== Material for the task ==
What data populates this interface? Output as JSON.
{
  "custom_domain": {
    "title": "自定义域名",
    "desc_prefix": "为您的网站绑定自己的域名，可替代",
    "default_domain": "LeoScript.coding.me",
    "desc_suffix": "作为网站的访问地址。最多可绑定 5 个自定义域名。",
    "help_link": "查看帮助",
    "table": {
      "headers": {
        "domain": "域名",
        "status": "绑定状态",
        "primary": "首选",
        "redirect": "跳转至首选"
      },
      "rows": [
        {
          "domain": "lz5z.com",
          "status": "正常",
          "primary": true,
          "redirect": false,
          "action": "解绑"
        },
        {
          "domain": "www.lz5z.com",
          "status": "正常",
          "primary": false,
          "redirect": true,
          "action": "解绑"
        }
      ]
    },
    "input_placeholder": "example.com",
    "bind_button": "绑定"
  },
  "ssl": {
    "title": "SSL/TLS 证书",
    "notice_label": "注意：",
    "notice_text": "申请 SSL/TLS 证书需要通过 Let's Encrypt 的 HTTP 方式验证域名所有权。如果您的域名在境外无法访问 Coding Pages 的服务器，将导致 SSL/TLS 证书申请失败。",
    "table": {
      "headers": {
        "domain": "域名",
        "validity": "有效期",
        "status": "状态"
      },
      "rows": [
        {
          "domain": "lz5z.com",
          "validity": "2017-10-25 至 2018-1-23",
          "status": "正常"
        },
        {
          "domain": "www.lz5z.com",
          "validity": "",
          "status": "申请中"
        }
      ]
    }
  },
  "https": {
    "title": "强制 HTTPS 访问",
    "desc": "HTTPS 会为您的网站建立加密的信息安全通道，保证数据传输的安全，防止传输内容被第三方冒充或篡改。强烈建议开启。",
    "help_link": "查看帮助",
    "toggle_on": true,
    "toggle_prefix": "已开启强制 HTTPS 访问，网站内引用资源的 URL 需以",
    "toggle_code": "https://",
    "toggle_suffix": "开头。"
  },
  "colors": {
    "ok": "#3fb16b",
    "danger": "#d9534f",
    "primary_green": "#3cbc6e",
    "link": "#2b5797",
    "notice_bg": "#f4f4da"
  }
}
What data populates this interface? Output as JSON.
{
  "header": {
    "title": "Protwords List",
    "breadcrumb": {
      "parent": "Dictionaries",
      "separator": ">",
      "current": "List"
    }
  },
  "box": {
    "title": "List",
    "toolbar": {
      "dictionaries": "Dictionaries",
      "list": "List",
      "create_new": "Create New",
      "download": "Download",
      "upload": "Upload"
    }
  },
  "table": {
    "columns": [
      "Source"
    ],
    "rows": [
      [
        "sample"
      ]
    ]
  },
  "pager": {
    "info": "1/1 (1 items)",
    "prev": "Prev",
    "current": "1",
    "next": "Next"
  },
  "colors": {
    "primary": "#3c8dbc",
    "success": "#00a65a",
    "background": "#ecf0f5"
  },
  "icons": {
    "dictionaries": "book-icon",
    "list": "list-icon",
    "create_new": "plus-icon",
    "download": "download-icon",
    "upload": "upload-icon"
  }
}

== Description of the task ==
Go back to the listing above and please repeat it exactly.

== Response ==
What data populates this interface? Output as JSON.
{
  "custom_domain": {
    "title": "自定义域名",
    "desc_prefix": "为您的网站绑定自己的域名，可替代",
    "default_domain": "LeoScript.coding.me",
    "desc_suffix": "作为网站的访问地址。最多可绑定 5 个自定义域名。",
    "help_link": "查看帮助",
    "table": {
      "headers": {
        "domain": "域名",
        "status": "绑定状态",
        "primary": "首选",
        "redirect": "跳转至首选"
      },
      "rows": [
        {
          "domain": "lz5z.com",
          "status": "正常",
          "primary": true,
          "redirect": false,
          "action": "解绑"
        },
        {
          "domain": "www.lz5z.com",
          "status": "正常",
          "primary": false,
          "redirect": true,
          "action": "解绑"
        }
      ]
    },
    "input_placeholder": "example.com",
    "bind_button": "绑定"
  },
  "ssl": {
    "title": "SSL/TLS 证书",
    "notice_label": "注意：",
    "notice_text": "申请 SSL/TLS 证书需要通过 Let's Encrypt 的 HTTP 方式验证域名所有权。如果您的域名在境外无法访问 Coding Pages 的服务器，将导致 SSL/TLS 证书申请失败。",
    "table": {
      "headers": {
        "domain": "域名",
        "validity": "有效期",
        "status": "状态"
      },
      "rows": [
        {
          "domain": "lz5z.com",
          "validity": "2017-10-25 至 2018-1-23",
          "status": "正常"
        },
        {
          "domain": "www.lz5z.com",
          "validity": "",
          "status": "申请中"
        }
      ]
    }
  },
  "https": {
    "title": "强制 HTTPS 访问",
    "desc": "HTTPS 会为您的网站建立加密的信息安全通道，保证数据传输的安全，防止传输内容被第三方冒充或篡改。强烈建议开启。",
    "help_link": "查看帮助",
    "toggle_on": true,
    "toggle_prefix": "已开启强制 HTTPS 访问，网站内引用资源的 URL 需以",
    "toggle_code": "https://",
    "toggle_suffix": "开头。"
  },
  "colors": {
    "ok": "#3fb16b",
    "danger": "#d9534f",
    "primary_green": "#3cbc6e",
    "link": "#2b5797",
    "notice_bg": "#f4f4da"
  }
}
What data populates this interface? Output as JSON.
{
  "header": {
    "title": "Protwords List",
    "breadcrumb": {
      "parent": "Dictionaries",
      "separator": ">",
      "current": "List"
    }
  },
  "box": {
    "title": "List",
    "toolbar": {
      "dictionaries": "Dictionaries",
      "list": "List",
      "create_new": "Create New",
      "download": "Download",
      "upload": "Upload"
    }
  },
  "table": {
    "columns": [
      "Source"
    ],
    "rows": [
      [
        "sample"
      ]
    ]
  },
  "pager": {
    "info": "1/1 (1 items)",
    "prev": "Prev",
    "current": "1",
    "next": "Next"
  },
  "colors": {
    "primary": "#3c8dbc",
    "success": "#00a65a",
    "background": "#ecf0f5"
  },
  "icons": {
    "dictionaries": "book-icon",
    "list": "list-icon",
    "create_new": "plus-icon",
    "download": "download-icon",
    "upload": "upload-icon"
  }
}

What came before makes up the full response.